By Marc Lachapelle
Weeks only after launching the production version of the highly-promising, streetwise, urban-chic Soul compact at the Los Angeles auto show, Kia shows yet another concept variation on this theme in Detroit. Introduced as ‘soul-stirring’, the Soul’ster (get it?) is a fun-focused, two-door version of the Soul with most of its steel roof lopped off and replaced by solid-looking black roll bars.
Described by Kia US Chief designer Tom Kearns as “an efficient front-wheel drive car rather than an aggressive off-roader”, the bright yellow Soul’ster is dead-aimed at young buyers. In this spirit, it shuns ubiquitous power accessories and instead offers components such as a two-piece top that is removed using “elbow-grease technology” and visible window cranks that have been conspicuously turned into design features. There are storage bins below each of the fold-flat rear seats and additional compartments under the cargo floor at the rear.

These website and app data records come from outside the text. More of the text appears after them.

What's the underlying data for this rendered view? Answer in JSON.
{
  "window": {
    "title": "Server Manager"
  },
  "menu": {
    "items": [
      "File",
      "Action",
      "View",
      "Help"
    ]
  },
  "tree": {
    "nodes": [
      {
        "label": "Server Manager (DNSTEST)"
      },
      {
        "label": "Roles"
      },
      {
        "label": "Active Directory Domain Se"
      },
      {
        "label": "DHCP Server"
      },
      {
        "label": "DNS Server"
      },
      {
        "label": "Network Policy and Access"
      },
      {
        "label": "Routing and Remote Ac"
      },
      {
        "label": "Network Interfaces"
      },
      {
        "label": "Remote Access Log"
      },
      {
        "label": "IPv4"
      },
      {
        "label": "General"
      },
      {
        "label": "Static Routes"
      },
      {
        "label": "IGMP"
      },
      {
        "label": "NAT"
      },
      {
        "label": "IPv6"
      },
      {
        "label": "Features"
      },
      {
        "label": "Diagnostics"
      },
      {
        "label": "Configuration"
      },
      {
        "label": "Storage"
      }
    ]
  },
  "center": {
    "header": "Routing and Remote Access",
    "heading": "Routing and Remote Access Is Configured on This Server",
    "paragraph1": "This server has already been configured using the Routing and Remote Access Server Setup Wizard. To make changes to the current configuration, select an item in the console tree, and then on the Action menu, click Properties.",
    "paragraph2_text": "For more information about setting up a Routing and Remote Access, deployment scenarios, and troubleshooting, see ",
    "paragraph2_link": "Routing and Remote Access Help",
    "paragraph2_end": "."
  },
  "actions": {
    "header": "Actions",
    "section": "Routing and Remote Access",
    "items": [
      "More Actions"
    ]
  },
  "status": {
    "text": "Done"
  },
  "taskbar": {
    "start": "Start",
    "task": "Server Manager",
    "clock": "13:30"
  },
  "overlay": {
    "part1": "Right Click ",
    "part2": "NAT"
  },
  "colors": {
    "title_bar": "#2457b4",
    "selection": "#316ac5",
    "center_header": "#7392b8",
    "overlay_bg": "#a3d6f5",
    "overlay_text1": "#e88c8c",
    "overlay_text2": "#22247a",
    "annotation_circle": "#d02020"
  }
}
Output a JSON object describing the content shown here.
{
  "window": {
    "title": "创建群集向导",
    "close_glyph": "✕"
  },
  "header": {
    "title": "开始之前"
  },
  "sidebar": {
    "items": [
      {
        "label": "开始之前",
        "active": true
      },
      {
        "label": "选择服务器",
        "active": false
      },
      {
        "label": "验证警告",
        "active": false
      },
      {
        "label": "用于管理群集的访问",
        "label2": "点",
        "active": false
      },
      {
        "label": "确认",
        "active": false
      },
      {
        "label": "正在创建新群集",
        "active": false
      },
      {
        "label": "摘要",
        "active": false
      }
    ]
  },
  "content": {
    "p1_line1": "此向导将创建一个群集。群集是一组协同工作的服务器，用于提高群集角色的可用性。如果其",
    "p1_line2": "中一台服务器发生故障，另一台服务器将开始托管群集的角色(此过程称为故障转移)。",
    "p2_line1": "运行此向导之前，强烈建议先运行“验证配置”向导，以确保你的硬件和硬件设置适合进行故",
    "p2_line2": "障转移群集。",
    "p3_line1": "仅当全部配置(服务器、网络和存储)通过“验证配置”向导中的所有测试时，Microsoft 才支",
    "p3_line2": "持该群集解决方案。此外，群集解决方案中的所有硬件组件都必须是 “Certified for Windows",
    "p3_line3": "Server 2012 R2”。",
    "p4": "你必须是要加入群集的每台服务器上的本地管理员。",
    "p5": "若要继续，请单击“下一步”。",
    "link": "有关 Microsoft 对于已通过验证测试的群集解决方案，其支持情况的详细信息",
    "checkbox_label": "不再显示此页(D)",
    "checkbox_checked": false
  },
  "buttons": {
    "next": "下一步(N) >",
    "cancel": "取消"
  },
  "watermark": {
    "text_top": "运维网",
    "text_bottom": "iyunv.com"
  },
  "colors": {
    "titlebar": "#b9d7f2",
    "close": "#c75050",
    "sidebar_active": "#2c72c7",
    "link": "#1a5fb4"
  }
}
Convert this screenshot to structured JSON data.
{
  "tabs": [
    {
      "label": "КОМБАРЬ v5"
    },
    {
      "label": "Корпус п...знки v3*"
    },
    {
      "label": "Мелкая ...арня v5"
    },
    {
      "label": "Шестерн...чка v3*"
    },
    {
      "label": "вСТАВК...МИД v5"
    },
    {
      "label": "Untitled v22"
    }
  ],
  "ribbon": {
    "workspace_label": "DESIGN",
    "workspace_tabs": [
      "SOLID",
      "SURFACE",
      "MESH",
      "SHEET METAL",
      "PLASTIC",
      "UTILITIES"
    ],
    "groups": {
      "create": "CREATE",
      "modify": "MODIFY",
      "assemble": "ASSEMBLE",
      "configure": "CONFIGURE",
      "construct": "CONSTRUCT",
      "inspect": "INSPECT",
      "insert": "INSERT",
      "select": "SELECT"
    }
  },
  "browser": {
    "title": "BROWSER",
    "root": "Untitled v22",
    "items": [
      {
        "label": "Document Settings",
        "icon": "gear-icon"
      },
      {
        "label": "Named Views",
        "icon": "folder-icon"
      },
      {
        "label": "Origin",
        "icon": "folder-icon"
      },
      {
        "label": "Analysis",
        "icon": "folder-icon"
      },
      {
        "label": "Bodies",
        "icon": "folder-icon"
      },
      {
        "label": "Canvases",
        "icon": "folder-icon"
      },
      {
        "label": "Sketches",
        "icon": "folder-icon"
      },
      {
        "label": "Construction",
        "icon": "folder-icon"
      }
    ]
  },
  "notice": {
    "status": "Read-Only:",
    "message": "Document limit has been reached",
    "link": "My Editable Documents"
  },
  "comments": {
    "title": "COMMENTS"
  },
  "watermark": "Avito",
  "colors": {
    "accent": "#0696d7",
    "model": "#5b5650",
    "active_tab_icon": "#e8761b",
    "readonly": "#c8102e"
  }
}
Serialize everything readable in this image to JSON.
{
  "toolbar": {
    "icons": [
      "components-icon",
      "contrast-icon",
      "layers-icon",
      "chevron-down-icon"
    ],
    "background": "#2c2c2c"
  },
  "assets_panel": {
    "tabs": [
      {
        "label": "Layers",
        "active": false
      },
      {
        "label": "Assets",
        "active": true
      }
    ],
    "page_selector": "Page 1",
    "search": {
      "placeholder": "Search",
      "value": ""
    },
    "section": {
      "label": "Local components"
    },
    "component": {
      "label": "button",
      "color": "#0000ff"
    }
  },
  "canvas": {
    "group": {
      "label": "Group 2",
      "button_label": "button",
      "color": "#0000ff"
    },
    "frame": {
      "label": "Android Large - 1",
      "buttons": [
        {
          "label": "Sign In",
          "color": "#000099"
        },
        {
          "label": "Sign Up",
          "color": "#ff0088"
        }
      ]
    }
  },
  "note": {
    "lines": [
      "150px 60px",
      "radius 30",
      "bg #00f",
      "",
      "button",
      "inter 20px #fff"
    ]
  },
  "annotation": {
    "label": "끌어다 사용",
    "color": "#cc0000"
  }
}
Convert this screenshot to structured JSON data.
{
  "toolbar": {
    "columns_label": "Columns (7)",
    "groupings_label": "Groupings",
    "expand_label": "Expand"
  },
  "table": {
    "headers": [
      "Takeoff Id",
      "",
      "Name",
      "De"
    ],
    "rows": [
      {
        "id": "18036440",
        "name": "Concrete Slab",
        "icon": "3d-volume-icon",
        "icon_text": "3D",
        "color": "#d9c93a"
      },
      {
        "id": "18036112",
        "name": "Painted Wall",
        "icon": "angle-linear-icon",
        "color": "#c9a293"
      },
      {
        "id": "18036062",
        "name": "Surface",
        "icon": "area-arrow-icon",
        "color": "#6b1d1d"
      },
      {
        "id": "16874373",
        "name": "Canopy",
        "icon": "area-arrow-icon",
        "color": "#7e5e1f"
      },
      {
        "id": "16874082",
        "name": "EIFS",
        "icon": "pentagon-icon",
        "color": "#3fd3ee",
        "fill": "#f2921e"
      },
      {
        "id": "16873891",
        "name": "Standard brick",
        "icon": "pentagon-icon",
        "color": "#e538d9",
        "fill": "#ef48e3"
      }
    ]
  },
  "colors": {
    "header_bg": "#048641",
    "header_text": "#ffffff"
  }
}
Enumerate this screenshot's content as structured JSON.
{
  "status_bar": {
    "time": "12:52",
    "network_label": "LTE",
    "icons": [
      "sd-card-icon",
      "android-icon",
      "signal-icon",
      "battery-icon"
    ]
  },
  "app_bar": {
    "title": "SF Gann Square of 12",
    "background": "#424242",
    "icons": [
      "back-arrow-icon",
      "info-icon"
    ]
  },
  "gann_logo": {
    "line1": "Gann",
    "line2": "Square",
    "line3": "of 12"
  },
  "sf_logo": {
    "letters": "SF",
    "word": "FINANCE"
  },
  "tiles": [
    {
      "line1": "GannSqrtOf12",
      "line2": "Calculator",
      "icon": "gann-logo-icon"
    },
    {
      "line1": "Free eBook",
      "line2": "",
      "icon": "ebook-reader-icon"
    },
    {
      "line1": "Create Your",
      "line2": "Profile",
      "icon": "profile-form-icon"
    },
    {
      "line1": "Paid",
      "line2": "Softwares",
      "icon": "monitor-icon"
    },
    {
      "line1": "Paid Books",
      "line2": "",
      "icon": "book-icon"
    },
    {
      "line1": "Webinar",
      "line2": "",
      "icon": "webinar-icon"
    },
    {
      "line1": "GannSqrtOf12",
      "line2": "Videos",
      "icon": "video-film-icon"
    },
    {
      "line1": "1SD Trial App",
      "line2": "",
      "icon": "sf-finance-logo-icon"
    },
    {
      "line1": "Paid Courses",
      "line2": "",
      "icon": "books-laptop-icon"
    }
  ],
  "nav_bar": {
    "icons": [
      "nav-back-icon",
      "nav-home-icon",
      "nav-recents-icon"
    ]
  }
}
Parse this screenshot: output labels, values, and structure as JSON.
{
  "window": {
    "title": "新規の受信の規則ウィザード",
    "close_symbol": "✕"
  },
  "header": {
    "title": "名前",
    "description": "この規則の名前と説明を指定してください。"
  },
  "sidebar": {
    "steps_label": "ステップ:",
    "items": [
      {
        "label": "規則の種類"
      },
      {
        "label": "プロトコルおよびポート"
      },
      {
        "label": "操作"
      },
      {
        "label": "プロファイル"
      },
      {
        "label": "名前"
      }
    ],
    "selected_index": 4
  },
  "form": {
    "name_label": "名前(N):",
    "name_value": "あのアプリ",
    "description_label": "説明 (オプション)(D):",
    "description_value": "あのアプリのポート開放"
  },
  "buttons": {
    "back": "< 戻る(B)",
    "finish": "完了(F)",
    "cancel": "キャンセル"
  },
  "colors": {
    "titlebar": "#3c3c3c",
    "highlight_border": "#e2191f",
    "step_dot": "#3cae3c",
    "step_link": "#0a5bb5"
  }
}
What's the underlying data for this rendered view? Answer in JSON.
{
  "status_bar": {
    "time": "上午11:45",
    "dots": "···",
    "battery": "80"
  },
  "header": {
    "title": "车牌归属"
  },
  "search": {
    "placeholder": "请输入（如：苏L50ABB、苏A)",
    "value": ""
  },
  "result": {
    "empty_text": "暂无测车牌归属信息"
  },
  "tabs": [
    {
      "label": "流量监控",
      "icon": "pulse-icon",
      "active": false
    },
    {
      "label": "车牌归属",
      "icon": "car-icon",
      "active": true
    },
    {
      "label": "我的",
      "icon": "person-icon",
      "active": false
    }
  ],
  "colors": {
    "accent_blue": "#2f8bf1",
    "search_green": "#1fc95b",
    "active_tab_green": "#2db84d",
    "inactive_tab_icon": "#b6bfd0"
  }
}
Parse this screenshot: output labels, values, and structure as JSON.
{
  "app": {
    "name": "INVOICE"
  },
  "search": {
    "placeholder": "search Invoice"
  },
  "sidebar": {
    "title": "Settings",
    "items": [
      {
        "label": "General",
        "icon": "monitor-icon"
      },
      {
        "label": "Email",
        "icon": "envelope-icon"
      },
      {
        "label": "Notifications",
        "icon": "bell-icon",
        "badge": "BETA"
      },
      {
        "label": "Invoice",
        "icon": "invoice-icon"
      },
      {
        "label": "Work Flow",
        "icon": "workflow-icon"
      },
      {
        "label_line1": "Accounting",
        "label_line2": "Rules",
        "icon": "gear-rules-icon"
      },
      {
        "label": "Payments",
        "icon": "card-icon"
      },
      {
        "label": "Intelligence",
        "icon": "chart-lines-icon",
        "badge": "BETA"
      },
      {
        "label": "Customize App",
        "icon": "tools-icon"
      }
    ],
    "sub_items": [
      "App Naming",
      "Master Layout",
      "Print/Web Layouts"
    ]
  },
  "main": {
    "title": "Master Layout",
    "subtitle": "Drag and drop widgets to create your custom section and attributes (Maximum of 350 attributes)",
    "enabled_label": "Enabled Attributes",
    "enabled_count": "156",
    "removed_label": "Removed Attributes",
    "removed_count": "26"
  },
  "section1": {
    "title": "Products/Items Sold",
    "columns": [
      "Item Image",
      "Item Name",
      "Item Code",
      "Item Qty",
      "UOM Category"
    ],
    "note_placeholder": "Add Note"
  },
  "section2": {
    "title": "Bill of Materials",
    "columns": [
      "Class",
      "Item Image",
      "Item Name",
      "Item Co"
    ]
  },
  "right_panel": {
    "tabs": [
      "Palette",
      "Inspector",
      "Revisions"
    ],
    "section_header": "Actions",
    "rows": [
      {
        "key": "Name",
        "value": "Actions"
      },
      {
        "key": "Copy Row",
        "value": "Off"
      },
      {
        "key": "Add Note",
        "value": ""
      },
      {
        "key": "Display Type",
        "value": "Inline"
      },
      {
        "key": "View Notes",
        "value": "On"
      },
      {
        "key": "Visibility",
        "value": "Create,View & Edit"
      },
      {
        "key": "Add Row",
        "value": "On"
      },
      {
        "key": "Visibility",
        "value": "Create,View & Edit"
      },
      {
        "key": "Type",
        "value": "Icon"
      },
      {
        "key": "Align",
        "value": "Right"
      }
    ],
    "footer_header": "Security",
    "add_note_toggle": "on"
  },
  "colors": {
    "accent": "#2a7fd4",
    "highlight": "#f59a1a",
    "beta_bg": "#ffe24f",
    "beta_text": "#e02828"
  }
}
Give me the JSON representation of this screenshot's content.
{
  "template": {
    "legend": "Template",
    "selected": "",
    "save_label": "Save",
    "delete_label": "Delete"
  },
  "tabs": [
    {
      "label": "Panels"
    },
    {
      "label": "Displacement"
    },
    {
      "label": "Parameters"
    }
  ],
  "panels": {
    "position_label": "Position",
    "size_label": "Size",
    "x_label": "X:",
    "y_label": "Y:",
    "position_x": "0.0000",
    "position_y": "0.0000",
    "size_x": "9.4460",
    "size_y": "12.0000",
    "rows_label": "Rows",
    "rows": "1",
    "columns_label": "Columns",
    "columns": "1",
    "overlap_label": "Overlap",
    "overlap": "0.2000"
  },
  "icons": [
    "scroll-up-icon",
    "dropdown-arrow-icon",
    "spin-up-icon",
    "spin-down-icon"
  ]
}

Running on chunky, five-spoke, 19-inch alloy wheels, the Soul’ster could be powered by a variety of engines, according to the requirements of each market. These range from four-cylinder gasoline engines with displacements of either 1.6 or 2.0 litres to a 1.6-liter turbodiesel powerplant, mated to either a five-speed manual gearbox or a four-speed automatic, in the case of the 140-horsepower 2.0-litre unit. No production plans were announced but designer Kearns sees “another category buster” in the Soul’ster.